  1. Sign in with your Google Account email address and password at
  2. Enter your desired Talk username and click check availability! If your chosen name isn’t available, you can select from the suggested alternatives, or enter another username and try again.
  3. Optionally, enter your first and/or last name in the appropriate fields. If you enter a name, it will show up on your friends’ Talk contact lists instead of your username.
  4. Click Continue.
Sounds good—except that it doesn’t work. When I click the link, I don’t get prompted to enter a username, and I don’t get an option to enter a first name or last name. I just get… well, not much of anything, really. I get a page called “My Account” where I can’t really do anything.

So if I’m going to keep in touch with my friend, I guess he’ll have to try and configure MSN Messenger to work through his proxy. (Eric, have you tried using Pidgin? It can connect to MSN Messenger—even through HTTP—and Google Talk, and probably any other chat services you use.)

Friday, October 10, 2008


I know, I haven’t posted in a long time. At least, not here. (I have been posting to the Bible Blog—although a bit less than usual—and to the Book Blog.)

And I still don’t have anything to say. (It’s my SOP to only say something when I feel I have something to say. Which isn’t a good way of doing things when you’re a blogger—isn’t it a blogger’s duty to fill up the internet with incessant garbage?) So I’ll try to make up for my silence by posting a joke that I heard recently.

There are two older gentlemen, let’s call them Roy and Bob. Roy is telling Bob about a great restaurant that he was at the night before.

“It sounds great,” says Bob. “I’d love to try it out.

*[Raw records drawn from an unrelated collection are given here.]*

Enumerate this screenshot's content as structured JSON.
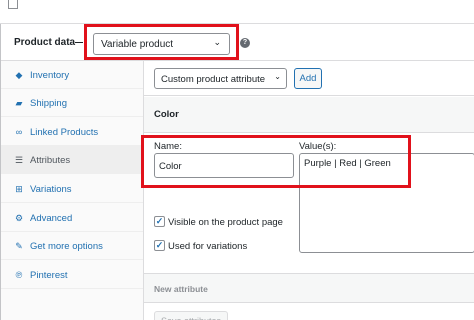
{
  "product_data": {
    "label": "Product data",
    "type_select": "Variable product",
    "help_icon": "help-icon"
  },
  "sidebar": {
    "items": [
      {
        "label": "Inventory",
        "icon": "inventory-icon",
        "glyph": "◆",
        "active": false
      },
      {
        "label": "Shipping",
        "icon": "truck-icon",
        "glyph": "▰",
        "active": false
      },
      {
        "label": "Linked Products",
        "icon": "link-icon",
        "glyph": "∞",
        "active": false
      },
      {
        "label": "Attributes",
        "icon": "list-icon",
        "glyph": "☰",
        "active": true
      },
      {
        "label": "Variations",
        "icon": "grid-icon",
        "glyph": "⊞",
        "active": false
      },
      {
        "label": "Advanced",
        "icon": "gear-icon",
        "glyph": "⚙",
        "active": false
      },
      {
        "label": "Get more options",
        "icon": "plug-icon",
        "glyph": "✎",
        "active": false
      },
      {
        "label": "Pinterest",
        "icon": "pinterest-icon",
        "glyph": "℗",
        "active": false
      }
    ]
  },
  "toolbar": {
    "attr_select": "Custom product attribute",
    "add_label": "Add"
  },
  "attribute": {
    "title": "Color",
    "name_label": "Name:",
    "name_value": "Color",
    "values_label": "Value(s):",
    "values_value": "Purple | Red | Green",
    "visible_label": "Visible on the product page",
    "visible_checked": true,
    "variations_label": "Used for variations",
    "variations_checked": true
  },
  "new_attribute": {
    "label": "New attribute"
  },
  "save_label": "Save attributes",
  "colors": {
    "highlight": "#e1111b",
    "link": "#2271b1"
  }
}
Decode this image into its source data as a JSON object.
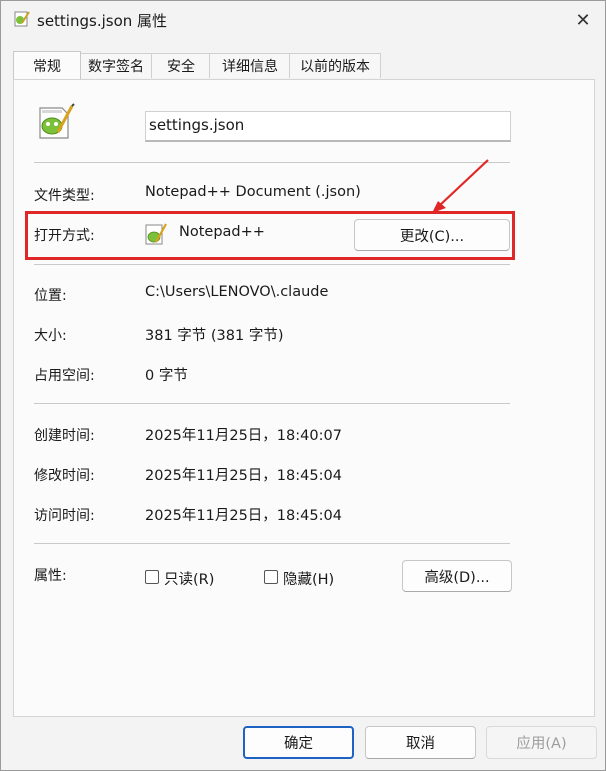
{
  "window": {
    "title": "settings.json 属性",
    "close_glyph": "✕"
  },
  "tabs": [
    {
      "label": "常规",
      "active": true
    },
    {
      "label": "数字签名"
    },
    {
      "label": "安全"
    },
    {
      "label": "详细信息"
    },
    {
      "label": "以前的版本"
    }
  ],
  "general": {
    "file_name": "settings.json",
    "file_type_label": "文件类型:",
    "file_type_value": "Notepad++ Document (.json)",
    "open_with_label": "打开方式:",
    "open_with_app": "Notepad++",
    "change_button": "更改(C)...",
    "location_label": "位置:",
    "location_value": "C:\\Users\\LENOVO\\.claude",
    "size_label": "大小:",
    "size_value": "381 字节 (381 字节)",
    "disk_size_label": "占用空间:",
    "disk_size_value": "0 字节",
    "created_label": "创建时间:",
    "created_value": "2025年11月25日，18:40:07",
    "modified_label": "修改时间:",
    "modified_value": "2025年11月25日，18:45:04",
    "accessed_label": "访问时间:",
    "accessed_value": "2025年11月25日，18:45:04",
    "attributes_label": "属性:",
    "readonly_label": "只读(R)",
    "hidden_label": "隐藏(H)",
    "advanced_button": "高级(D)..."
  },
  "footer": {
    "ok": "确定",
    "cancel": "取消",
    "apply": "应用(A)"
  },
  "colors": {
    "highlight": "#e02727",
    "accent": "#1d63c4"
  },
  "icons": {
    "title": "notepadpp-file-icon",
    "file": "notepadpp-file-icon",
    "app": "notepadpp-app-icon"
  }
}
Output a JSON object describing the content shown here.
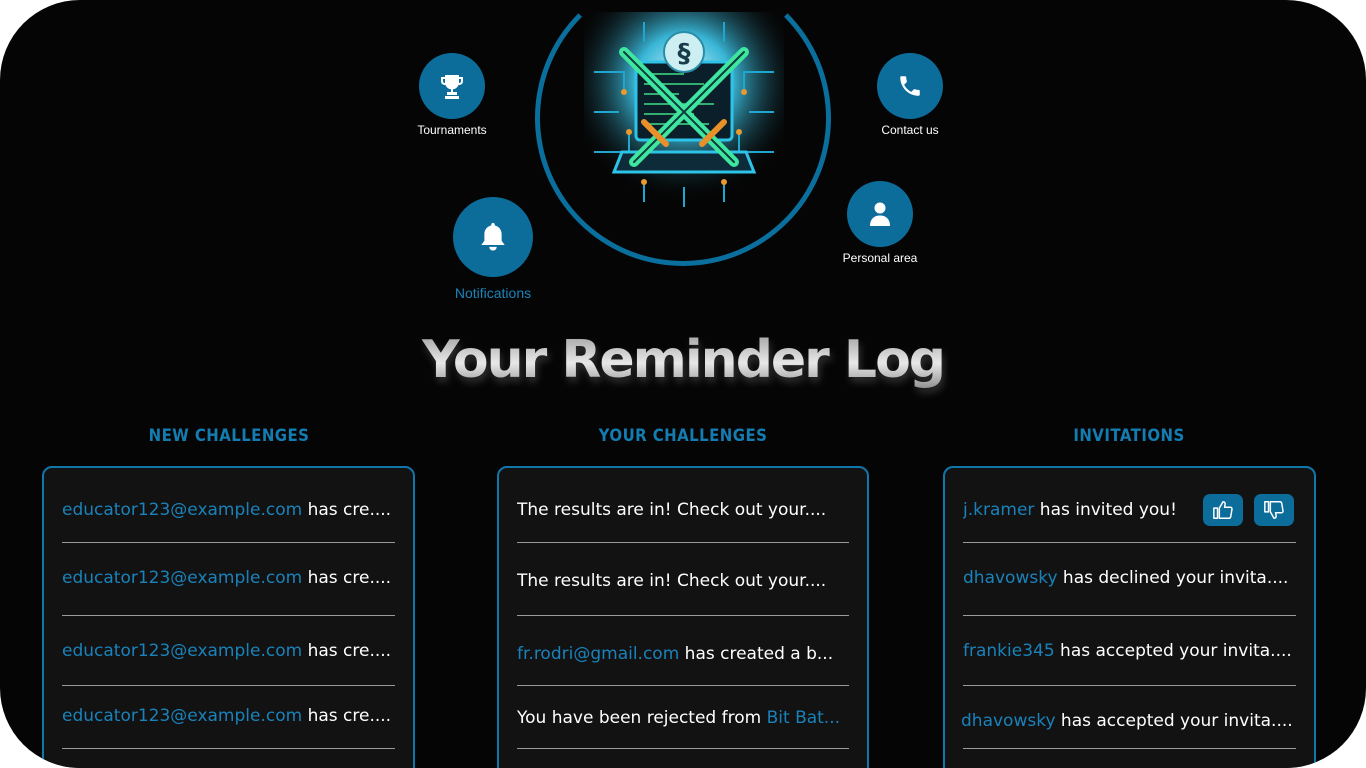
{
  "nav": {
    "tournaments": "Tournaments",
    "contact": "Contact us",
    "notifications": "Notifications",
    "personal": "Personal area"
  },
  "title": "Your Reminder Log",
  "columns": {
    "new_challenges": {
      "title": "NEW CHALLENGES",
      "rows": [
        {
          "user": "educator123@example.com",
          "text": " has cre...."
        },
        {
          "user": "educator123@example.com",
          "text": " has cre...."
        },
        {
          "user": "educator123@example.com",
          "text": " has cre...."
        },
        {
          "user": "educator123@example.com",
          "text": " has cre...."
        }
      ]
    },
    "your_challenges": {
      "title": "YOUR CHALLENGES",
      "rows": [
        {
          "pre": "The results are in! Check out your....",
          "hl": "",
          "post": ""
        },
        {
          "pre": "The results are in! Check out your....",
          "hl": "",
          "post": ""
        },
        {
          "pre": "",
          "hl": "fr.rodri@gmail.com",
          "post": " has created a b..."
        },
        {
          "pre": "You have been rejected from ",
          "hl": "Bit Bat...",
          "post": ""
        }
      ]
    },
    "invitations": {
      "title": "INVITATIONS",
      "rows": [
        {
          "user": "j.kramer",
          "text": " has invited you!"
        },
        {
          "user": "dhavowsky",
          "text": " has declined your invita...."
        },
        {
          "user": "frankie345",
          "text": " has accepted your invita...."
        },
        {
          "user": "dhavowsky",
          "text": " has accepted your invita...."
        }
      ]
    }
  },
  "colors": {
    "accent": "#0c6d9b",
    "link": "#1a82ba",
    "background": "#050505",
    "panel": "#121212"
  },
  "icons": [
    "trophy-icon",
    "phone-icon",
    "bell-icon",
    "user-icon",
    "thumbs-up-icon",
    "thumbs-down-icon"
  ]
}
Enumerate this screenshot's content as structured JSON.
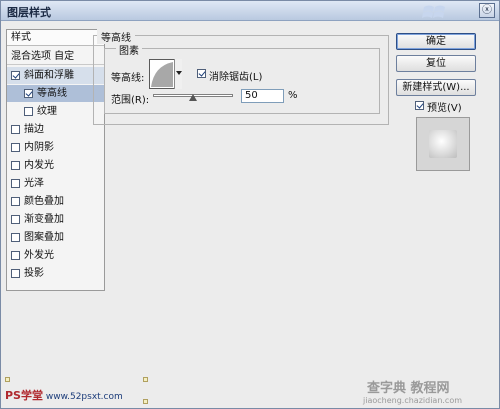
{
  "window": {
    "title": "图层样式",
    "close_label": "ⓧ"
  },
  "styles_panel": {
    "header": "样式",
    "blend_options": "混合选项 自定",
    "items": [
      {
        "label": "斜面和浮雕",
        "checked": true,
        "indent": 0,
        "state": "parent"
      },
      {
        "label": "等高线",
        "checked": true,
        "indent": 1,
        "state": "selected"
      },
      {
        "label": "纹理",
        "checked": false,
        "indent": 1,
        "state": "normal"
      },
      {
        "label": "描边",
        "checked": false,
        "indent": 0,
        "state": "normal"
      },
      {
        "label": "内阴影",
        "checked": false,
        "indent": 0,
        "state": "normal"
      },
      {
        "label": "内发光",
        "checked": false,
        "indent": 0,
        "state": "normal"
      },
      {
        "label": "光泽",
        "checked": false,
        "indent": 0,
        "state": "normal"
      },
      {
        "label": "颜色叠加",
        "checked": false,
        "indent": 0,
        "state": "normal"
      },
      {
        "label": "渐变叠加",
        "checked": false,
        "indent": 0,
        "state": "normal"
      },
      {
        "label": "图案叠加",
        "checked": false,
        "indent": 0,
        "state": "normal"
      },
      {
        "label": "外发光",
        "checked": false,
        "indent": 0,
        "state": "normal"
      },
      {
        "label": "投影",
        "checked": false,
        "indent": 0,
        "state": "normal"
      }
    ]
  },
  "contour_section": {
    "title": "等高线",
    "group_title": "图素",
    "contour_label": "等高线:",
    "anti_alias_label": "消除锯齿(L)",
    "anti_alias_checked": true,
    "range_label": "范围(R):",
    "range_value": "50",
    "range_unit": "%",
    "range_fraction": 0.5
  },
  "buttons": {
    "ok": "确定",
    "reset": "复位",
    "new_style": "新建样式(W)...",
    "preview_label": "预览(V)",
    "preview_checked": true
  },
  "watermarks": {
    "left_ps": "PS学堂",
    "left_site": "www.52psxt.com",
    "right_main": "查字典 教程网",
    "right_sub": "jiaocheng.chazidian.com"
  },
  "colors": {
    "selected_row": "#aebfd8",
    "title_bar": "#b9c9e0"
  }
}
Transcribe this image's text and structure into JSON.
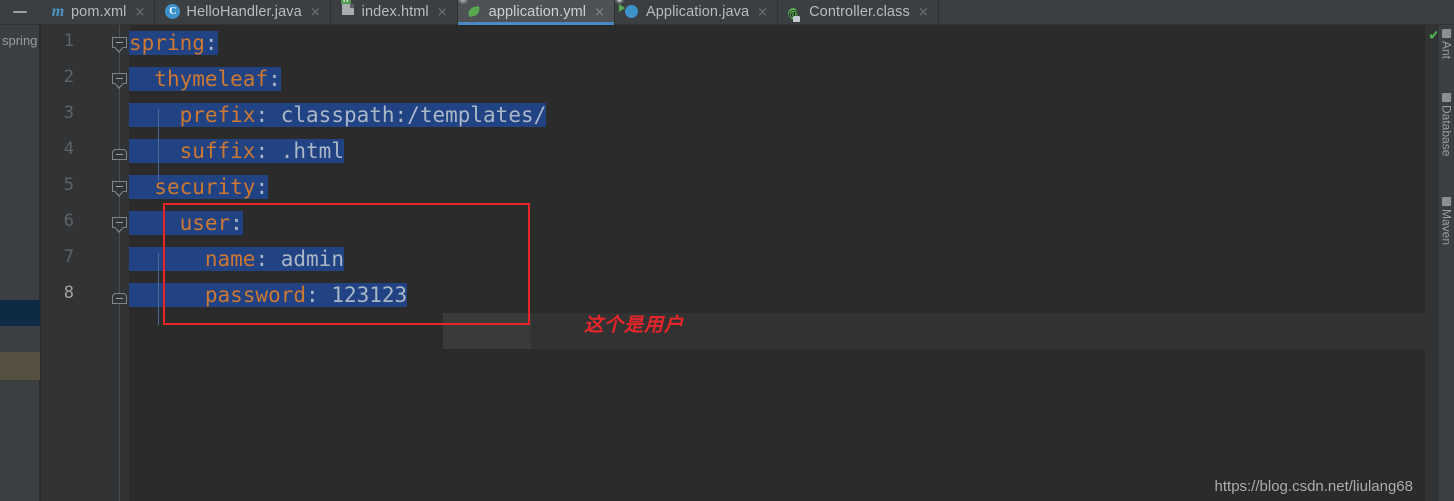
{
  "window": {
    "hide_tool_icon": "minimize-icon"
  },
  "tabs": [
    {
      "label": "pom.xml",
      "icon": "maven-file-icon",
      "active": false,
      "close": "×"
    },
    {
      "label": "HelloHandler.java",
      "icon": "java-class-icon",
      "active": false,
      "close": "×"
    },
    {
      "label": "index.html",
      "icon": "html-file-icon",
      "active": false,
      "close": "×"
    },
    {
      "label": "application.yml",
      "icon": "spring-yaml-icon",
      "active": true,
      "close": "×"
    },
    {
      "label": "Application.java",
      "icon": "spring-boot-run-icon",
      "active": false,
      "close": "×"
    },
    {
      "label": "Controller.class",
      "icon": "annotation-class-icon",
      "active": false,
      "close": "×"
    }
  ],
  "project_strip": {
    "label": "spring"
  },
  "editor": {
    "line_numbers": [
      "1",
      "2",
      "3",
      "4",
      "5",
      "6",
      "7",
      "8"
    ],
    "current_line": "8",
    "lines": [
      {
        "num": "1",
        "indent": 0,
        "key": "spring",
        "colon": ":",
        "value": ""
      },
      {
        "num": "2",
        "indent": 1,
        "key": "thymeleaf",
        "colon": ":",
        "value": ""
      },
      {
        "num": "3",
        "indent": 2,
        "key": "prefix",
        "colon": ":",
        "value": "classpath:/templates/"
      },
      {
        "num": "4",
        "indent": 2,
        "key": "suffix",
        "colon": ":",
        "value": ".html"
      },
      {
        "num": "5",
        "indent": 1,
        "key": "security",
        "colon": ":",
        "value": ""
      },
      {
        "num": "6",
        "indent": 2,
        "key": "user",
        "colon": ":",
        "value": ""
      },
      {
        "num": "7",
        "indent": 3,
        "key": "name",
        "colon": ":",
        "value": "admin"
      },
      {
        "num": "8",
        "indent": 3,
        "key": "password",
        "colon": ":",
        "value": "123123"
      }
    ]
  },
  "annotation": {
    "text": "这个是用户",
    "color": "#e8262a"
  },
  "status": {
    "inspection_ok": "✔",
    "inspection_color": "#4eae4e"
  },
  "right_tool_buttons": [
    {
      "label": "Ant",
      "icon": "ant-icon"
    },
    {
      "label": "Database",
      "icon": "database-icon"
    },
    {
      "label": "Maven",
      "icon": "maven-icon"
    }
  ],
  "watermark": {
    "text": "https://blog.csdn.net/liulang68"
  },
  "colors": {
    "selection": "#214283",
    "key": "#cc7832",
    "value": "#a9b7c6",
    "tab_active_underline": "#4a88c7",
    "editor_bg": "#2b2b2b",
    "gutter_bg": "#313335",
    "chrome_bg": "#3c3f41"
  }
}
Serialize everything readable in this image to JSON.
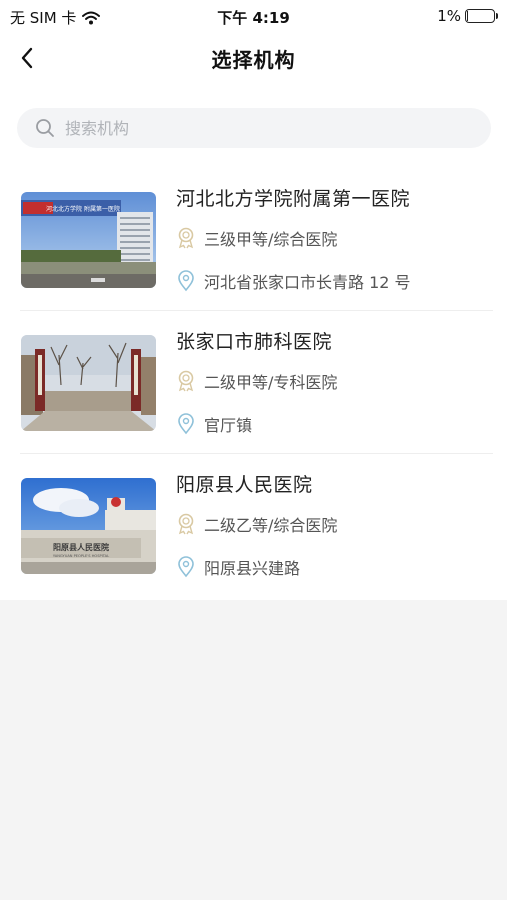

What was the name of the place?”

“Hmm… the name, what was the name?” Roy says to himself. “Red flower… red flower…”

“Carnation?” replies Bob.

“No, red flower with thorns…”

“Oh, you mean rose.”

Roy’s eyes light up. “Yes, rose, that’s it!” He turns to the woman beside him. “Rose, what was the name of the restaurant we went to last night?”

Monday, October 06, 2008

Nuit Blanche

We went to Nuit Blanche on Saturday night. It was… disappointing. If this is the state of Toronto’s art scene, I don’t expect us to be leading the world when it comes to art. (Not that I consider myself an expert, of course, so don’t just take my word for it.)

However, we managed to have a good time anyway, even without the art. For that matter, since I’m not a big patron of the arts, it might not even have made a difference if the art had been magnificent.